By the filing the deadline last Friday, just one candidate, Oakland activist Noni Session, actually went the extra mile and qualified for the ballot. The turn of events is unfortunate for East Bay political watchers in search of an interesting race and for Oakland activists hoping to at least make McElhaney sweat a little.
In fact, the entire Oakland City Council elections this November will likely be duds. Furthermore City Attorney Barbara Parker is running unopposed. In fact, the only candidate of significance is Mayor Libby Schaaf’s politically-connected aide Peggy Moore’s challenge against at-large Councilmember Rebecca Kaplan. Here’s an early breakdown of the four ranked-choice voting council races this fall:
Sometimes aloof, Councilmember Dan Kalb has
turned into one of the most reliable progressive votes
on the Oakland City Council.
Councilmember Dan Kalb likely represents the most pleasant surprise among the trio of first-termers. His 2012 race was replete with uncharismatic candidates, including Kalb himself. But as a councilmember, Kalb has flourished and now represents the more thoughtful and cooperative slice of the council’s left wing. Some in the North Oakland district, however, don’t care much for his stances toward development and that’s where Kevin Corbett comes in. It’s unclear whether Corbett has the money and demeanor to upset Kalb, but it’s very unlikely.

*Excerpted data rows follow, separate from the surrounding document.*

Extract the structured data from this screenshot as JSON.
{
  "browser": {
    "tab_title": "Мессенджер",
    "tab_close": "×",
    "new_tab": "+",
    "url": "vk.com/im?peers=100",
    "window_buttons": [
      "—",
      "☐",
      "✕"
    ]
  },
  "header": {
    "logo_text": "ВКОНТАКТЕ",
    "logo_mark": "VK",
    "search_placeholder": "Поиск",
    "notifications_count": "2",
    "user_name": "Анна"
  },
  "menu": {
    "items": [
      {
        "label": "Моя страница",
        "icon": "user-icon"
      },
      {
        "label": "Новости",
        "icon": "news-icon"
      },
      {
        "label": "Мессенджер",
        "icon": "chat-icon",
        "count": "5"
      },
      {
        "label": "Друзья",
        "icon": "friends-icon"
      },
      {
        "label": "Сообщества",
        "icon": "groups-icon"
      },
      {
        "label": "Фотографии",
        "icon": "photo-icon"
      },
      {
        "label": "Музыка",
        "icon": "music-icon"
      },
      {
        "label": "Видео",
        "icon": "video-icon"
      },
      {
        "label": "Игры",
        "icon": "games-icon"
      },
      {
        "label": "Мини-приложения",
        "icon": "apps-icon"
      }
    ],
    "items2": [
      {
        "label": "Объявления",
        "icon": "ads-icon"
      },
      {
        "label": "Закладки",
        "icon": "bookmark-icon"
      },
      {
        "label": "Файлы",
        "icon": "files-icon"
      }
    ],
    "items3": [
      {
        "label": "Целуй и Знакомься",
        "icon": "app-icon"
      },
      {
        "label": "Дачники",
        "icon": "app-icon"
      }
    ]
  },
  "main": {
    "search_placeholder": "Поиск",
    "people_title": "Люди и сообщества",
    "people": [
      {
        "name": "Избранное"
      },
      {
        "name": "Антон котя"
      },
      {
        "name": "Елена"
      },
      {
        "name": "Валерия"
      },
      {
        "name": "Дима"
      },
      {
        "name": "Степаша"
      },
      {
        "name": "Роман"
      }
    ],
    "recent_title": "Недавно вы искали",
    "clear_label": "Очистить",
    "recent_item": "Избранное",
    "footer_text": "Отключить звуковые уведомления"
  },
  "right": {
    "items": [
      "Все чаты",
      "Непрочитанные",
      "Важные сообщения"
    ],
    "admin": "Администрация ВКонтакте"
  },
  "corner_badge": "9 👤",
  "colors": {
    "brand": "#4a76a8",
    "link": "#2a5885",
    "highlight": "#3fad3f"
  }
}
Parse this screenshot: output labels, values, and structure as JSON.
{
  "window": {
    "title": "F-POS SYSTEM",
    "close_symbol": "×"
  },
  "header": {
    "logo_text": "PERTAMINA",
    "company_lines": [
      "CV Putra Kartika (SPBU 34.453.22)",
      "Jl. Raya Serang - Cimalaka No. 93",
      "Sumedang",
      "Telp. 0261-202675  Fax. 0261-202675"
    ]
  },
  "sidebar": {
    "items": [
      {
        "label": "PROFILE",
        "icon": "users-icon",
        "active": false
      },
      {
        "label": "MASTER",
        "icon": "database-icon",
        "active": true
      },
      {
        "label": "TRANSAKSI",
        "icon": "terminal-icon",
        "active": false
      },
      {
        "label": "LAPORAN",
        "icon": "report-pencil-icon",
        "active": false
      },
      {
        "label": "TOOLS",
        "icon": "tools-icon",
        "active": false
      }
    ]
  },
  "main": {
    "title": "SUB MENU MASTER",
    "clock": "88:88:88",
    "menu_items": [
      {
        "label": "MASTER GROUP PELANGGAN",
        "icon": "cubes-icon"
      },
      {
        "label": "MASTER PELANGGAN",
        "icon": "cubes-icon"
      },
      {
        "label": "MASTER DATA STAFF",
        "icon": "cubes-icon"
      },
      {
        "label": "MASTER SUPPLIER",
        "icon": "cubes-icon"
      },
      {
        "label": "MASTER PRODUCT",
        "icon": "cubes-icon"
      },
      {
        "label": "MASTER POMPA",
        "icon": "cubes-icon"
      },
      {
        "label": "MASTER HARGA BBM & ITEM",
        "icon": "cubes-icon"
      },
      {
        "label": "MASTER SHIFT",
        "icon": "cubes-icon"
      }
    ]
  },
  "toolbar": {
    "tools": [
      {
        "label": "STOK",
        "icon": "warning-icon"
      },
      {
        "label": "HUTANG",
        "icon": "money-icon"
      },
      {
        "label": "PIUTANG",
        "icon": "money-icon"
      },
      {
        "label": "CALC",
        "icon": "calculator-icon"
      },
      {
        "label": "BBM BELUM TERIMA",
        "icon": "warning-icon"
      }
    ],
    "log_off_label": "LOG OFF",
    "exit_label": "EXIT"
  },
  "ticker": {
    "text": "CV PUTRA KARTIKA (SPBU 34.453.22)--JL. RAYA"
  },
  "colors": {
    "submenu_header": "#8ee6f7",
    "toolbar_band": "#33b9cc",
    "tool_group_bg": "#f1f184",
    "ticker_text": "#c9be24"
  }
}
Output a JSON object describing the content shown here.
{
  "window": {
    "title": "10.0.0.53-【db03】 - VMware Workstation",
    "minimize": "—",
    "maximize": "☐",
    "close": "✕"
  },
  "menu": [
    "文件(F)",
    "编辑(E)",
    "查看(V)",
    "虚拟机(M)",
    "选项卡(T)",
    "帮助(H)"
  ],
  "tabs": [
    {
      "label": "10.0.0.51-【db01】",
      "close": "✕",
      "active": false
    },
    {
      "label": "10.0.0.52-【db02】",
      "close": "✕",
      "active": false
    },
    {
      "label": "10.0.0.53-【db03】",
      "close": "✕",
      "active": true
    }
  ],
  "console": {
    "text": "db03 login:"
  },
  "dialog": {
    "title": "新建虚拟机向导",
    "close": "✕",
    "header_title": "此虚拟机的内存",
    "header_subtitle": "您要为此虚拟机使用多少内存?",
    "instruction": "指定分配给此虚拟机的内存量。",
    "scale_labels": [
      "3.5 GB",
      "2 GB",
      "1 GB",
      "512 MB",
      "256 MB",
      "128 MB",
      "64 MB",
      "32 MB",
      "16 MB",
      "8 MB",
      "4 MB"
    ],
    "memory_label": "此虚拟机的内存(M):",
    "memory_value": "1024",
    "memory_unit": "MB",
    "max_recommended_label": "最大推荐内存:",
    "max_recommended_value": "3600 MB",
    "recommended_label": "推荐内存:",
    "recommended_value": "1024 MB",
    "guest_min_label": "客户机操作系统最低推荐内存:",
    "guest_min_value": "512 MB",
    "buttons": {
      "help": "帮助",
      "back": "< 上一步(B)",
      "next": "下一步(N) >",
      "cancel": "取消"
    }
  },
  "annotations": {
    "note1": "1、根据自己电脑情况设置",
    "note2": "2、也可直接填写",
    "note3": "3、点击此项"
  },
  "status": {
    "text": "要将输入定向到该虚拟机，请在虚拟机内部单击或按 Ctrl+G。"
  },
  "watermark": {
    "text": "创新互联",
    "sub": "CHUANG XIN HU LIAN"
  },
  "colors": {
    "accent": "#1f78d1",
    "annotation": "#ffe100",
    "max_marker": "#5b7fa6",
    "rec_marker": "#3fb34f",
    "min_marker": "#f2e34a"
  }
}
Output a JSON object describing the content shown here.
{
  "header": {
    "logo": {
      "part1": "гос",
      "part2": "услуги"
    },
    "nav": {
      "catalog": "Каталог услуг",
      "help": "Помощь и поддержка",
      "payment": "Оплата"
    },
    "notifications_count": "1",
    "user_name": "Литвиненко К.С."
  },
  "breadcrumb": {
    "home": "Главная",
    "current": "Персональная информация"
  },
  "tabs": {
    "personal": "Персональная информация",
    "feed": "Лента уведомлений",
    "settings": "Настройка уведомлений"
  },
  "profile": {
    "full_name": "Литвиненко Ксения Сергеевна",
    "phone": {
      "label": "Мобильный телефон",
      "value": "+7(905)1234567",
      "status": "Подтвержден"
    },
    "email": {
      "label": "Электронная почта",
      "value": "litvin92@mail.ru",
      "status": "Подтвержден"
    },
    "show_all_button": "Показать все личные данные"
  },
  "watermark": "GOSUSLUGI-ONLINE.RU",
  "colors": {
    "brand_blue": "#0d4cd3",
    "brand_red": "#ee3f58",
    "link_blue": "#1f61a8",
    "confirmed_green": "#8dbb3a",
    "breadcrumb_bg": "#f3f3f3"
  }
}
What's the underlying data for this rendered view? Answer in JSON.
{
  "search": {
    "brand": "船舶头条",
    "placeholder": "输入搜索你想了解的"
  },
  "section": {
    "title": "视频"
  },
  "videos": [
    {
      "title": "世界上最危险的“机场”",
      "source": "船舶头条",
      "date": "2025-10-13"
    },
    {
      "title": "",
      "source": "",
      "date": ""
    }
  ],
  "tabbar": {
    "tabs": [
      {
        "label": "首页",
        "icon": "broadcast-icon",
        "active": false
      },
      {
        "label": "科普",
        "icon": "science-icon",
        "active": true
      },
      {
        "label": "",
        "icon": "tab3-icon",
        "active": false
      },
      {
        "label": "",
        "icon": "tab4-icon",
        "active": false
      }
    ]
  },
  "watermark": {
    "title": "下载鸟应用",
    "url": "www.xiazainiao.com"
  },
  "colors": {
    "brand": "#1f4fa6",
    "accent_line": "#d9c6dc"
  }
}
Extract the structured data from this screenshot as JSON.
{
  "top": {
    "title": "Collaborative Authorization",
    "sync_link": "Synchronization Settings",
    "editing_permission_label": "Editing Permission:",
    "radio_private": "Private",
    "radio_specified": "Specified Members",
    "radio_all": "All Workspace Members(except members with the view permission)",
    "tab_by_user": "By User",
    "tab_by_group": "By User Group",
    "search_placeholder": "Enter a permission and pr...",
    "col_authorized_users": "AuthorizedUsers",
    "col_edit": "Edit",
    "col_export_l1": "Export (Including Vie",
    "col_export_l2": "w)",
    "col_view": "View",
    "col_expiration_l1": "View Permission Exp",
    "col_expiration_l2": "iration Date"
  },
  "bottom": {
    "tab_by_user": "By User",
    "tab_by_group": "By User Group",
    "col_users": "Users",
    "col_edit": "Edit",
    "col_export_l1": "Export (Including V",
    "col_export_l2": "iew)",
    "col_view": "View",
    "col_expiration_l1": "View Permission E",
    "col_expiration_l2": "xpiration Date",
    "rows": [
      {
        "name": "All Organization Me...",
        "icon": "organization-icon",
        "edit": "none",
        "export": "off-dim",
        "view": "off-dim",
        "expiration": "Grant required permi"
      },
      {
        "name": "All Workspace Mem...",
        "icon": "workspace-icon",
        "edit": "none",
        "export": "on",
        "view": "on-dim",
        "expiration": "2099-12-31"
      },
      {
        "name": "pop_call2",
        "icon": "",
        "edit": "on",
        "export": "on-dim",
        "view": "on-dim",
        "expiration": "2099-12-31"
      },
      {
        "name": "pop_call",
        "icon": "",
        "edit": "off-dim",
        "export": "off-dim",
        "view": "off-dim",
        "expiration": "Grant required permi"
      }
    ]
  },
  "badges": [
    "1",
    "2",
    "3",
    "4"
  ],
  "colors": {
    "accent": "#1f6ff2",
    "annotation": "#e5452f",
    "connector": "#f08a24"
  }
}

McElhaney has an ethics problem that seems to pop up on a consistent basis. There’s the deal with her using her position to advocate against a residential project next to her own home and ongoing personal financial problems with unpaid tax liens. Calling into question an incumbent’s ethical shortcomings is usually a good head start for a challenger in Oakland. But a dearth of opponents in this ranked-choice voting race greatly helps McElhaney. To avoid a coalition of, say, six opponents in such a format would have made McElhaney nervous. A one-on-one race against a novice is exactly what McElhaney’s campaign was wishing for and they got it.
Councilmember Noel Gallo doesn’t have any ethics problems, but his race is similar to McElhaney. Gallo has done a great job of making himself known in the Fruitvale District 5, namely as the public official everybody sees on the weekends picking up trash and hauling away unsightly mattresses. Gallo’s opponent, social activist Viola Gonzales, will be hard pressed to upend Gallo in November, especially since he has allowed himself to drift toward the left on a number of recent issues. For the time being, Gallo has dropped the “Get off my lawn, you damn kids!” vibe he once sported.
It’s Councilmember Larry Reid. Nobody has beaten him over the last two decades and this pair, including activist Nehanda Imara and Marcie Hodge, isn’t going to shock the world. In fact, the only way Reid is going down is either from a carton of Marlboro’s or the F.B.I.
Four years ago, Ignacio De La Fuente was no match
for Rebecca Kaplan.
When it comes to Councilmember Rebecca Kaplan and mayoral races, she either exceeds expectations, like in 2010, or underachieves, like in 2014. In council races, though, she’s very hard to beat. Her pummeling of Ignacio De La Fuente in 2012 likely dissuaded bigger names like Jean Quan from mounting a campaign this fall. It was that much of beat down. Certainly, Kaplan won’t have much of a problem this time around but there are some concerns here.
For one, there are five candidates who could maximize ranked choice voting in favor of one of them. Peggy Moore is well-connected within the state and national Democratic Party, but her luck as a candidate is unremarkable. Some Oakland politicos are wondering whether Moore is needlessly risking ruin to her political career with this candidacy. But if Moore’s candidacy possibly represents an extension of the 2014 race between Kaplan and her current boss, Schaaf, there are other angles here for her challengers to attack.
Bruce Quan might have some money to spend as a proxy for developers. He worked with Jean Quan in bringing Chinese investors to the Brooklyn Basin development. Matt Hummel, the chair of the Oakland Cannabis Regulatory Commission represents some concerns by the city’s cannabis interests against Kaplan, and perennial council candidate Nancy Sidebotham is also good for a biting attack against corruption in Oakland city government.
Nevertheless, Kaplan is tough to beat. In addition, the other winner here is Jean Quan, who wisely decided against running. Nobody was asking for her return to City Hall and her inclusion in this race would have grabbed attention from the entire field and really turned it into a cakewalk for Kaplan similar to 2012.